(Dataset rows describing interfaces)
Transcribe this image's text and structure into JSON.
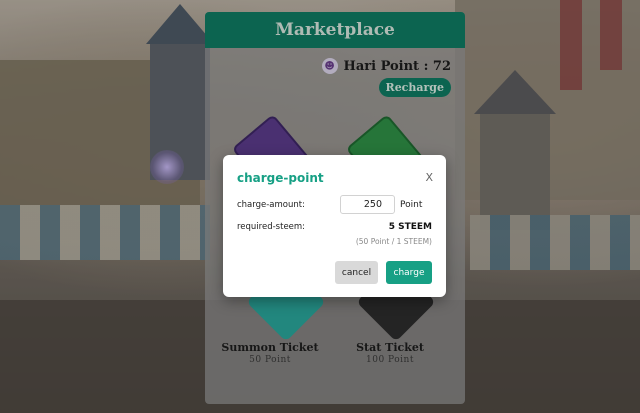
{
  "marketplace": {
    "title": "Marketplace",
    "points_label": "Hari Point : 72",
    "recharge_label": "Recharge",
    "tickets": [
      {
        "name": "Summon Ticket",
        "price": "50 Point"
      },
      {
        "name": "Stat Ticket",
        "price": "100 Point"
      }
    ]
  },
  "modal": {
    "title": "charge-point",
    "close_label": "X",
    "amount_label": "charge-amount:",
    "amount_value": "250",
    "amount_unit": "Point",
    "steem_label": "required-steem:",
    "steem_value": "5 STEEM",
    "rate_note": "(50 Point / 1 STEEM)",
    "cancel_label": "cancel",
    "charge_label": "charge"
  },
  "colors": {
    "brand_green": "#0f7a62",
    "accent_teal": "#17a085"
  },
  "icons": {
    "avatar": "user-avatar-icon",
    "ticket_symbols": [
      "ticket-icon",
      "refresh-icon"
    ]
  }
}
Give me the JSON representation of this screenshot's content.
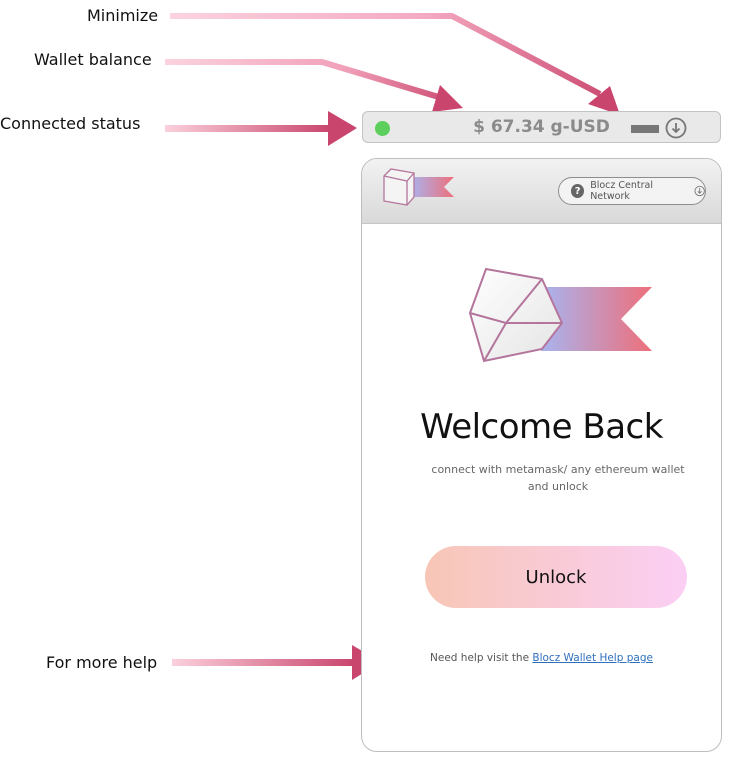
{
  "annotations": {
    "minimize": "Minimize",
    "wallet_balance": "Wallet balance",
    "connected_status": "Connected status",
    "more_help": "For more help"
  },
  "status_bar": {
    "balance": "$ 67.34 g-USD",
    "status_color": "#5ccf5c",
    "minimize_icon": "minimize-icon",
    "download_icon": "download-circle-icon"
  },
  "header": {
    "network_label": "Blocz Central Network",
    "network_icon": "question-circle-icon"
  },
  "main": {
    "title": "Welcome Back",
    "subtitle": "connect with metamask/ any ethereum wallet and unlock",
    "unlock_label": "Unlock",
    "help_text": "Need help visit the ",
    "help_link": "Blocz Wallet Help page"
  },
  "colors": {
    "arrow_dark": "#c9456d",
    "arrow_light": "#f7c9d4",
    "ribbon_start": "#a8b4f0",
    "ribbon_end": "#ee6f7a",
    "cube_stroke": "#b4759c"
  }
}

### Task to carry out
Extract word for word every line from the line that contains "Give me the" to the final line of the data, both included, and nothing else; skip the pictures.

### Result for this task
Give me the JSON representation of this screenshot's content.
{
  "annotations": {
    "minimize": "Minimize",
    "wallet_balance": "Wallet balance",
    "connected_status": "Connected status",
    "more_help": "For more help"
  },
  "status_bar": {
    "balance": "$ 67.34 g-USD",
    "status_color": "#5ccf5c",
    "minimize_icon": "minimize-icon",
    "download_icon": "download-circle-icon"
  },
  "header": {
    "network_label": "Blocz Central Network",
    "network_icon": "question-circle-icon"
  },
  "main": {
    "title": "Welcome Back",
    "subtitle": "connect with metamask/ any ethereum wallet and unlock",
    "unlock_label": "Unlock",
    "help_text": "Need help visit the ",
    "help_link": "Blocz Wallet Help page"
  },
  "colors": {
    "arrow_dark": "#c9456d",
    "arrow_light": "#f7c9d4",
    "ribbon_start": "#a8b4f0",
    "ribbon_end": "#ee6f7a",
    "cube_stroke": "#b4759c"
  }
}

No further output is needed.